Assignment: When you reach the listing below, copy each line exactly.

Given data:
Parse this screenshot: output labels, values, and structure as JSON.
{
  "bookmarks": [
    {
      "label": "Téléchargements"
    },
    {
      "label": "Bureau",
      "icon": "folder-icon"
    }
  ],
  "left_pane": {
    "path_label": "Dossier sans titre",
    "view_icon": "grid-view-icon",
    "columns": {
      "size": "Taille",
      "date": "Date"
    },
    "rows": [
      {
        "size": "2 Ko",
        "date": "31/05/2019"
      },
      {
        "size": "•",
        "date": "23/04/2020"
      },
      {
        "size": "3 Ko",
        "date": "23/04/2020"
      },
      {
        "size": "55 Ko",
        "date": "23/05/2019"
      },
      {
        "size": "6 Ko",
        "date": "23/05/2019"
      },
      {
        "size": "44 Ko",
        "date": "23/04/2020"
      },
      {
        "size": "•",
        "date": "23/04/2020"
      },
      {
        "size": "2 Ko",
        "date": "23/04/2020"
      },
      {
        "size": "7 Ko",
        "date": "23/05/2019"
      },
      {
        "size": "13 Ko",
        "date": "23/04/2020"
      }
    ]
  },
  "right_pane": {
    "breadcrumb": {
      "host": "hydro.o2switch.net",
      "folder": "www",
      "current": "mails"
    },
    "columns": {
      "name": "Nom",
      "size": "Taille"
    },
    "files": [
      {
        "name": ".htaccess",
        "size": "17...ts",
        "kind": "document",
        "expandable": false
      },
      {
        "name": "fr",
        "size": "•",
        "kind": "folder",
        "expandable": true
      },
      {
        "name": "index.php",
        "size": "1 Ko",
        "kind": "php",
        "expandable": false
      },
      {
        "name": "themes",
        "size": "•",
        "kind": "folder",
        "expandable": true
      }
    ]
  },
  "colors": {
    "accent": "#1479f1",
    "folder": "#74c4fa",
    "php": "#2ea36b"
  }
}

Response to this exercise:
Parse this screenshot: output labels, values, and structure as JSON.
{
  "bookmarks": [
    {
      "label": "Téléchargements"
    },
    {
      "label": "Bureau",
      "icon": "folder-icon"
    }
  ],
  "left_pane": {
    "path_label": "Dossier sans titre",
    "view_icon": "grid-view-icon",
    "columns": {
      "size": "Taille",
      "date": "Date"
    },
    "rows": [
      {
        "size": "2 Ko",
        "date": "31/05/2019"
      },
      {
        "size": "•",
        "date": "23/04/2020"
      },
      {
        "size": "3 Ko",
        "date": "23/04/2020"
      },
      {
        "size": "55 Ko",
        "date": "23/05/2019"
      },
      {
        "size": "6 Ko",
        "date": "23/05/2019"
      },
      {
        "size": "44 Ko",
        "date": "23/04/2020"
      },
      {
        "size": "•",
        "date": "23/04/2020"
      },
      {
        "size": "2 Ko",
        "date": "23/04/2020"
      },
      {
        "size": "7 Ko",
        "date": "23/05/2019"
      },
      {
        "size": "13 Ko",
        "date": "23/04/2020"
      }
    ]
  },
  "right_pane": {
    "breadcrumb": {
      "host": "hydro.o2switch.net",
      "folder": "www",
      "current": "mails"
    },
    "columns": {
      "name": "Nom",
      "size": "Taille"
    },
    "files": [
      {
        "name": ".htaccess",
        "size": "17...ts",
        "kind": "document",
        "expandable": false
      },
      {
        "name": "fr",
        "size": "•",
        "kind": "folder",
        "expandable": true
      },
      {
        "name": "index.php",
        "size": "1 Ko",
        "kind": "php",
        "expandable": false
      },
      {
        "name": "themes",
        "size": "•",
        "kind": "folder",
        "expandable": true
      }
    ]
  },
  "colors": {
    "accent": "#1479f1",
    "folder": "#74c4fa",
    "php": "#2ea36b"
  }
}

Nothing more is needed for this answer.